[Dataset rows describing interfaces]
-=-=-=-=-

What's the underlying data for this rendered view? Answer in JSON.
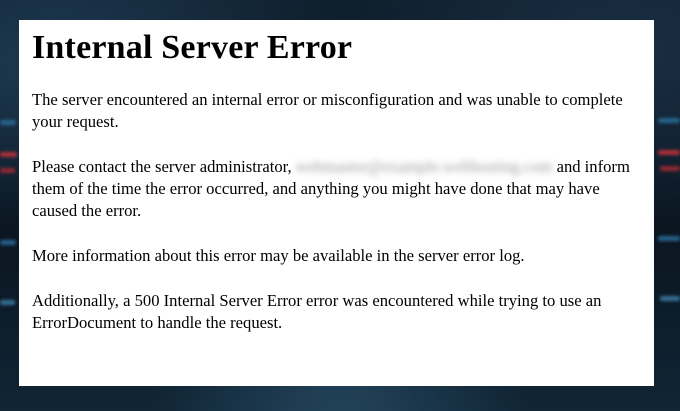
{
  "page": {
    "heading": "Internal Server Error",
    "paragraph_1": "The server encountered an internal error or misconfiguration and was unable to complete your request.",
    "paragraph_2_before": "Please contact the server administrator,",
    "paragraph_2_email": "webmaster@example.webhosting.com",
    "paragraph_2_after": "and inform them of the time the error occurred, and anything you might have done that may have caused the error.",
    "paragraph_3": "More information about this error may be available in the server error log.",
    "paragraph_4": "Additionally, a 500 Internal Server Error error was encountered while trying to use an ErrorDocument to handle the request."
  },
  "colors": {
    "panel_background": "#ffffff",
    "text": "#000000",
    "backdrop_dark": "#0b1622",
    "backdrop_red": "#c8323c",
    "backdrop_blue": "#2a6f9c"
  }
}
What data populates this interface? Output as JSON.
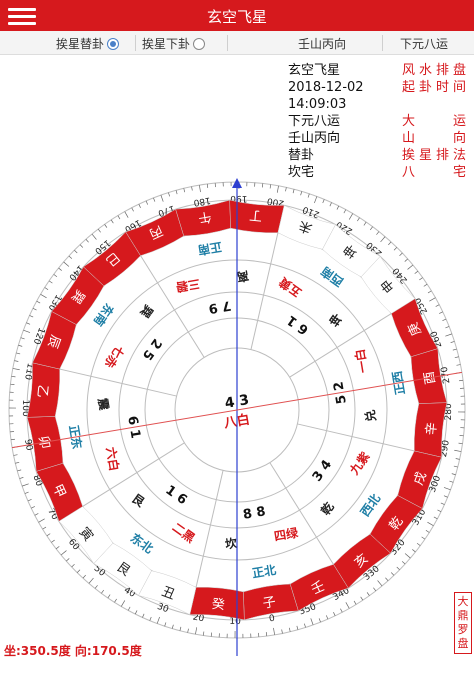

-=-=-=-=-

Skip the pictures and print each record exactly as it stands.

What's the underlying data for this rendered view? Answer in JSON.
{
  "page": {
    "heading": "Internal Server Error",
    "paragraph_1": "The server encountered an internal error or misconfiguration and was unable to complete your request.",
    "paragraph_2_before": "Please contact the server administrator,",
    "paragraph_2_email": "webmaster@example.webhosting.com",
    "paragraph_2_after": "and inform them of the time the error occurred, and anything you might have done that may have caused the error.",
    "paragraph_3": "More information about this error may be available in the server error log.",
    "paragraph_4": "Additionally, a 500 Internal Server Error error was encountered while trying to use an ErrorDocument to handle the request."
  },
  "colors": {
    "panel_background": "#ffffff",
    "text": "#000000",
    "backdrop_dark": "#0b1622",
    "backdrop_red": "#c8323c",
    "backdrop_blue": "#2a6f9c"
  }
}
What data populates this interface? Output as JSON.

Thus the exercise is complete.